Comments:

kaha
kaha
10 years, 1 month ago
Jak miło na powrót cieszyć się płaskim Wrocławiem i jego urzekąjącą, już w jesiennych kolorach, okolicą :)
Wojtek
Wojtek
10 years, 1 month ago
Czytam, cieszę się do monitora, zazdroszczę... :)
mama
mama
10 years, 1 month ago
Miło, że piszesz, ale mógłbyś częściej! Trzymamy kciuki za wszystkie opony, supporty i piasty!!! Dostawę sprzętu do Afryki, w razie konieczności (odpukać!!!), jakoś będziemy kombinować, ale nasze możliwości organizacyjne poprawią się dopiero w maju! nie daj się piaskom, wiatrom ani innym przeciwnościom!
pela
pela
10 years, 1 month ago
pozdrowienia z wroclawskiego srodmiescia, gdzie dzieci, psy i golebie wioda raczej prosty zywot, ale o ile tu nudniej mozna wyczytac z tego co piszesz ;) dolaczam do grona cieszacych sie do monitora.
Marcin
Marcin
10 years ago
Halo Halo!

Wrocławski rowerzysta będący na wygnaniu w Eskisehir (Erasmus)pozdrawia z Turcji.

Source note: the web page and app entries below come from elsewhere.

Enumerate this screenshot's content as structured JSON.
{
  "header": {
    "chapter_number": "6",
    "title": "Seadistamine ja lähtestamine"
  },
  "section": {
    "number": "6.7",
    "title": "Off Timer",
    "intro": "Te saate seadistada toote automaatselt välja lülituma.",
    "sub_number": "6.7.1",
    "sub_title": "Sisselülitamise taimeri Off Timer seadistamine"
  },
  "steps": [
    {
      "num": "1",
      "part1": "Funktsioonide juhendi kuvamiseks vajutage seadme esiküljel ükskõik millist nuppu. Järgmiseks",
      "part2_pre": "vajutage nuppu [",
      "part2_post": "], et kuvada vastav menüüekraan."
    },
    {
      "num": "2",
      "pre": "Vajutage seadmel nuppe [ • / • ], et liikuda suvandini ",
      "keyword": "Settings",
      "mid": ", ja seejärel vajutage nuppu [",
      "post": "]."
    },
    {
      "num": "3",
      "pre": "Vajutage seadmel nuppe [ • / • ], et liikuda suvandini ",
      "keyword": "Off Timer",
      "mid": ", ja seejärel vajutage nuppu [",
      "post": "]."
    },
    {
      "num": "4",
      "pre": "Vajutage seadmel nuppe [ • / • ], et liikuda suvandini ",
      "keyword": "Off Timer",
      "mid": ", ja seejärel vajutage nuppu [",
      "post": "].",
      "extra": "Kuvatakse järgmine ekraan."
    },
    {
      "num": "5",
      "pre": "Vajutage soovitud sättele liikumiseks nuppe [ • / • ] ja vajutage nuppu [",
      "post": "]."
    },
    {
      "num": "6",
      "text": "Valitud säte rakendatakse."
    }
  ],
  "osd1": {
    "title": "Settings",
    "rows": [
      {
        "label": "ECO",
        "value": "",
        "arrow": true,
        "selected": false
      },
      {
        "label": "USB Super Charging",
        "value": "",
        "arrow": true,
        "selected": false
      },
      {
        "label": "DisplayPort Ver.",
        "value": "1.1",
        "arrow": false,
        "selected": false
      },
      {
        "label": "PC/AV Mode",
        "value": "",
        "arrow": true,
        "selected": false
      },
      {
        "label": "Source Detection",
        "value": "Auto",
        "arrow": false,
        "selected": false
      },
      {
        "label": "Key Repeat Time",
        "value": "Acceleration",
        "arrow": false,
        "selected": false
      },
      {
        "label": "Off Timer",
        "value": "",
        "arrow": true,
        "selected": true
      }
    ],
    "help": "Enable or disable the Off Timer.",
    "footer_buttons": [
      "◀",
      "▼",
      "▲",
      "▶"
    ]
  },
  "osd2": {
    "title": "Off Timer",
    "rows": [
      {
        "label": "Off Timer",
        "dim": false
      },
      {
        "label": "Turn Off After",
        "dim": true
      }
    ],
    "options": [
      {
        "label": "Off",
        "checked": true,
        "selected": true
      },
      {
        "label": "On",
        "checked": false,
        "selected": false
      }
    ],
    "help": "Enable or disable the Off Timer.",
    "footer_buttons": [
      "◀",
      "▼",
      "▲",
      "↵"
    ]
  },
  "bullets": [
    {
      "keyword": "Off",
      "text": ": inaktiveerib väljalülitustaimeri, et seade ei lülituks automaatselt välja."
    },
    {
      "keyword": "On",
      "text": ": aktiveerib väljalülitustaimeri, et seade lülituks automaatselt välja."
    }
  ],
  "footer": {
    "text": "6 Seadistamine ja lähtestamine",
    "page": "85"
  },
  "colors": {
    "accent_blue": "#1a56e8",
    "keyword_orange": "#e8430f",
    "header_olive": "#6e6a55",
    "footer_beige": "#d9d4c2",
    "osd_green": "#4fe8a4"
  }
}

Jeśli zawitasz w rejon tego miasta daj znać:) Mój adres to gloster małpka onet kropczeka pl
johny
johny
10 years ago
Wielki szacun dla Ciebie bracie... głównie za odwagę. Choć nie zawsze na bieżąco, to jednak staram się śledzić przebieg Twojego wyczynu i przyznaję- czytam z otwartymi ustami:) Powodzenia!!!
Wilk
Wilk
10 years ago
A nie chciało się wierzyć jak ostrzegałem, że Supreme mają przebiegi w tych granicach ;))
10tys z tak ciężkim bagażem - to i tak jest bardzo dobry wynik. Generalnie jeśli chcesz przedłużyć życie opony to radziłbym zmieniać co jakieś 3-5tys km tył z przodem, wtedy będą się zużywały bardziej równomiernie, bo obciążenie na tyle jest dużo większe.

A z rozmiarem 26 nie powinno być problemów nawet w Afryce czy na Bliskim Wschodzie, tylko że to już raczej nie będą produkty markowe. Powodzenia na trasie i oby Cie ominęły zawirowania polityczne w Syrii